▶ WORK INSTRUCTIONS:
Wherever the word "screenshot" occurs in the listing below, copy that whole line.
*** RECORDS PROVIDED Section Begins ***
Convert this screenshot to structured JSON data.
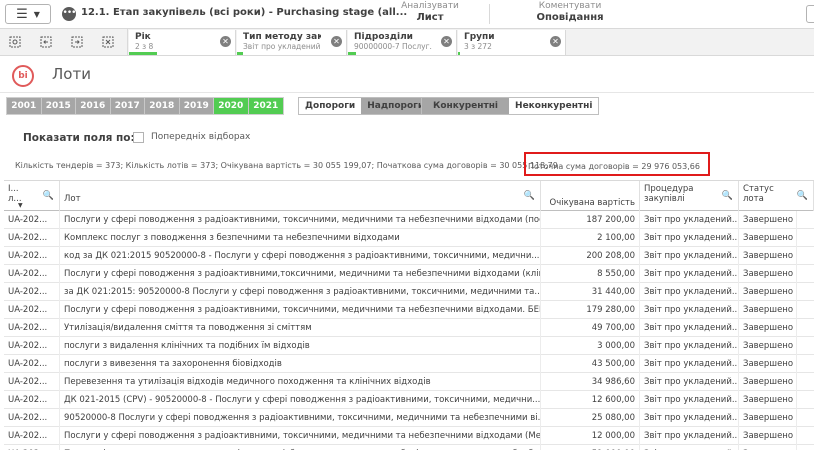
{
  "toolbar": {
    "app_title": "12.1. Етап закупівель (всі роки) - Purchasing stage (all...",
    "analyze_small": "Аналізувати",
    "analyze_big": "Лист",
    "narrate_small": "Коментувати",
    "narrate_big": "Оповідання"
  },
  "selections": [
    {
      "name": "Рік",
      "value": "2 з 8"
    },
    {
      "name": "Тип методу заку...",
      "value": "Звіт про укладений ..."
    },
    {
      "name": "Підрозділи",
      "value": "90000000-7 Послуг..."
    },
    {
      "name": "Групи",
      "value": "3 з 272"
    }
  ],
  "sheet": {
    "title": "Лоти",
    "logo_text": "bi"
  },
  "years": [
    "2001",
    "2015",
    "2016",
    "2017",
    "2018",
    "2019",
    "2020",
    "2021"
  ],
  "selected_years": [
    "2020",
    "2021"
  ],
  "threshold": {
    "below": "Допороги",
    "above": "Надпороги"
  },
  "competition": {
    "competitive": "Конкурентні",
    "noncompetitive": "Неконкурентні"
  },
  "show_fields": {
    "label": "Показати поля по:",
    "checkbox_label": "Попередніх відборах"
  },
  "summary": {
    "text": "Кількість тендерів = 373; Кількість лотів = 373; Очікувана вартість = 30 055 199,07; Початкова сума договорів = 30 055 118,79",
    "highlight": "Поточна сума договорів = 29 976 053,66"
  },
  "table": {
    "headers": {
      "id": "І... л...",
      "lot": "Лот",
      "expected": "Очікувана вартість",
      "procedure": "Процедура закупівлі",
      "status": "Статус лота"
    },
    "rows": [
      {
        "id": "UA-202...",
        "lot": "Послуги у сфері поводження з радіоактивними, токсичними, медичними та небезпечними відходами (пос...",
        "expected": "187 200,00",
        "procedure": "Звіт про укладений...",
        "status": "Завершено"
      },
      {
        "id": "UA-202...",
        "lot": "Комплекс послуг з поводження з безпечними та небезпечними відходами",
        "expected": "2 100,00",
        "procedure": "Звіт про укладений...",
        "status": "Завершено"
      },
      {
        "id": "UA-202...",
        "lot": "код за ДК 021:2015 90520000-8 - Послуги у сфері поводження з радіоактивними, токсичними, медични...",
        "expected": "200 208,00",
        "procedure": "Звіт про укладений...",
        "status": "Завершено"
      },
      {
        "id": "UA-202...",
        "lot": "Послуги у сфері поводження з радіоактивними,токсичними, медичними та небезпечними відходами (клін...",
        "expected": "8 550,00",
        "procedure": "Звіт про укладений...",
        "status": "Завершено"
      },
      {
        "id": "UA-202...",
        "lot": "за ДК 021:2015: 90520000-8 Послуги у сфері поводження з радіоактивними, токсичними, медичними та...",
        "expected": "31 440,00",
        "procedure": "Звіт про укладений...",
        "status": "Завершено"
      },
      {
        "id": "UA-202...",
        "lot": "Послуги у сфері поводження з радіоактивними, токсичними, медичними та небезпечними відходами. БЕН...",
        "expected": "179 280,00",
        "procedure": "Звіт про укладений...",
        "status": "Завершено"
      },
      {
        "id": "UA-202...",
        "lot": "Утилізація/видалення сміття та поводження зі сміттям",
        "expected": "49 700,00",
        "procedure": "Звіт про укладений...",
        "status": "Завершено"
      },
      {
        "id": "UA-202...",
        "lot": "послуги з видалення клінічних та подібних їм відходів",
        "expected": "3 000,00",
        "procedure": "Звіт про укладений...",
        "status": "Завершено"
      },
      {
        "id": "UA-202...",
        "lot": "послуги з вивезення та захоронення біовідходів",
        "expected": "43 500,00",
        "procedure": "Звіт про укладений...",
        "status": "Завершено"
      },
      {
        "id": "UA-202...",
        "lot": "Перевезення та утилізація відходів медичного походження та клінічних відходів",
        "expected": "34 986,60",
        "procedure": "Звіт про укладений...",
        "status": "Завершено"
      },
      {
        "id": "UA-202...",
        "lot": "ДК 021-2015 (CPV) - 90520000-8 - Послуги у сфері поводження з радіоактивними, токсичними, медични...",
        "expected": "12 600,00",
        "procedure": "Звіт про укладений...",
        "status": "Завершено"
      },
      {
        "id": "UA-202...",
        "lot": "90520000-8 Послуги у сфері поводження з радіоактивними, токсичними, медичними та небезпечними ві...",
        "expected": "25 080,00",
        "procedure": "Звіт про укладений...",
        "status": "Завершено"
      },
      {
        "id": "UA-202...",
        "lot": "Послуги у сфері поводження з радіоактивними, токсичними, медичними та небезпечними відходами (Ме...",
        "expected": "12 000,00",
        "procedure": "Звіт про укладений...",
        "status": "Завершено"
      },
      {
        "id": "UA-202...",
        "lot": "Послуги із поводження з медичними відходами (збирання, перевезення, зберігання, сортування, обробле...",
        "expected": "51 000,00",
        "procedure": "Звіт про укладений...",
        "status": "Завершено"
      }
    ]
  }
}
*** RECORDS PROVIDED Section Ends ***
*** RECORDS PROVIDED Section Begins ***
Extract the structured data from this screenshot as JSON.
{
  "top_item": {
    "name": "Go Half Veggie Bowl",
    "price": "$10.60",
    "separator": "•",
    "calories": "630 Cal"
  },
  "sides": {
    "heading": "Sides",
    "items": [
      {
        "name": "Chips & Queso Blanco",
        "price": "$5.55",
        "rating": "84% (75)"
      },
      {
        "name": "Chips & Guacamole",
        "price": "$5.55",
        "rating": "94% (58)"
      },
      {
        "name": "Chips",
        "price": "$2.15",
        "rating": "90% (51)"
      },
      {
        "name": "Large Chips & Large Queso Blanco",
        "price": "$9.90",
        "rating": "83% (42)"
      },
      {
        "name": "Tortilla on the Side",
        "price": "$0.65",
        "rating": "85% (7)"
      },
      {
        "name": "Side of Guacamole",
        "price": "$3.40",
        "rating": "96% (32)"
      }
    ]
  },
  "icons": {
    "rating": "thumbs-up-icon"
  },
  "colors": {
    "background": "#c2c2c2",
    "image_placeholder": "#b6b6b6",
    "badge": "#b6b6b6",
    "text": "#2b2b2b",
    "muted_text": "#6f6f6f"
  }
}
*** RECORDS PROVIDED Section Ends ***
▶ PROBLEM SOLUTION:
Convert this screenshot to structured JSON data.
Extract the structured data from this screenshot as JSON.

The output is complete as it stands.